- Task instructions: Across the records below, report how many lines include the word "Libraries", stating the number alone.

- Data to examine:
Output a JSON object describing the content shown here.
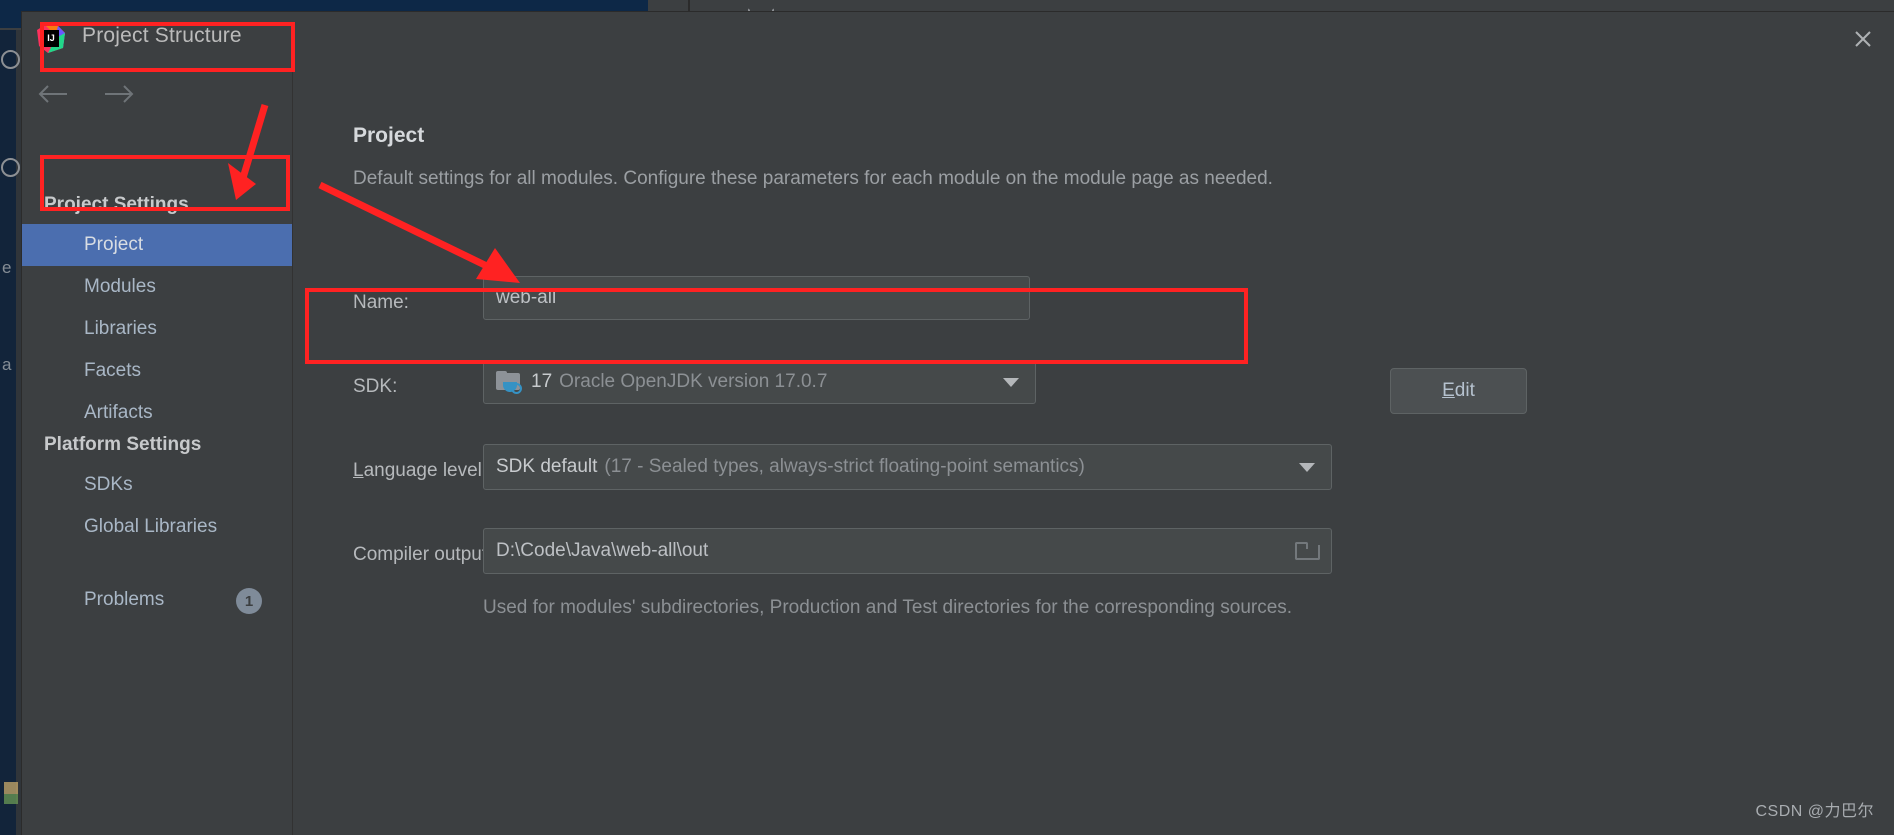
{
  "window": {
    "title": "Project Structure",
    "close_icon": "close-icon",
    "app_icon": "intellij-idea-icon"
  },
  "nav": {
    "back_icon": "arrow-left-icon",
    "forward_icon": "arrow-right-icon"
  },
  "sidebar": {
    "sections": [
      {
        "header": "Project Settings",
        "items": [
          {
            "label": "Project",
            "selected": true
          },
          {
            "label": "Modules",
            "selected": false
          },
          {
            "label": "Libraries",
            "selected": false
          },
          {
            "label": "Facets",
            "selected": false
          },
          {
            "label": "Artifacts",
            "selected": false
          }
        ]
      },
      {
        "header": "Platform Settings",
        "items": [
          {
            "label": "SDKs",
            "selected": false
          },
          {
            "label": "Global Libraries",
            "selected": false
          }
        ]
      }
    ],
    "problems": {
      "label": "Problems",
      "count": "1"
    }
  },
  "main": {
    "title": "Project",
    "description": "Default settings for all modules. Configure these parameters for each module on the module page as needed.",
    "fields": {
      "name": {
        "label": "Name:",
        "value": "web-all"
      },
      "sdk": {
        "label": "SDK:",
        "icon": "jdk-folder-icon",
        "version": "17",
        "vendor_text": "Oracle OpenJDK version 17.0.7",
        "dropdown_icon": "chevron-down-icon",
        "edit_button": {
          "mnemonic": "E",
          "rest": "dit"
        }
      },
      "language_level": {
        "label_mnemonic": "L",
        "label_rest": "anguage level:",
        "value_strong": "SDK default",
        "value_dim": "(17 - Sealed types, always-strict floating-point semantics)",
        "dropdown_icon": "chevron-down-icon"
      },
      "compiler_output": {
        "label": "Compiler output:",
        "value": "D:\\Code\\Java\\web-all\\out",
        "browse_icon": "folder-browse-icon",
        "hint": "Used for modules' subdirectories, Production and Test directories for the corresponding sources."
      }
    }
  },
  "annotations": {
    "color": "#ff2222",
    "rects": [
      {
        "name": "title-highlight"
      },
      {
        "name": "project-item-highlight"
      },
      {
        "name": "sdk-row-highlight"
      }
    ],
    "arrows": [
      {
        "name": "arrow-to-project-item"
      },
      {
        "name": "arrow-to-sdk-row"
      }
    ]
  },
  "watermark": {
    "text": "CSDN @力巴尔"
  }
}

- Finished exercise: 2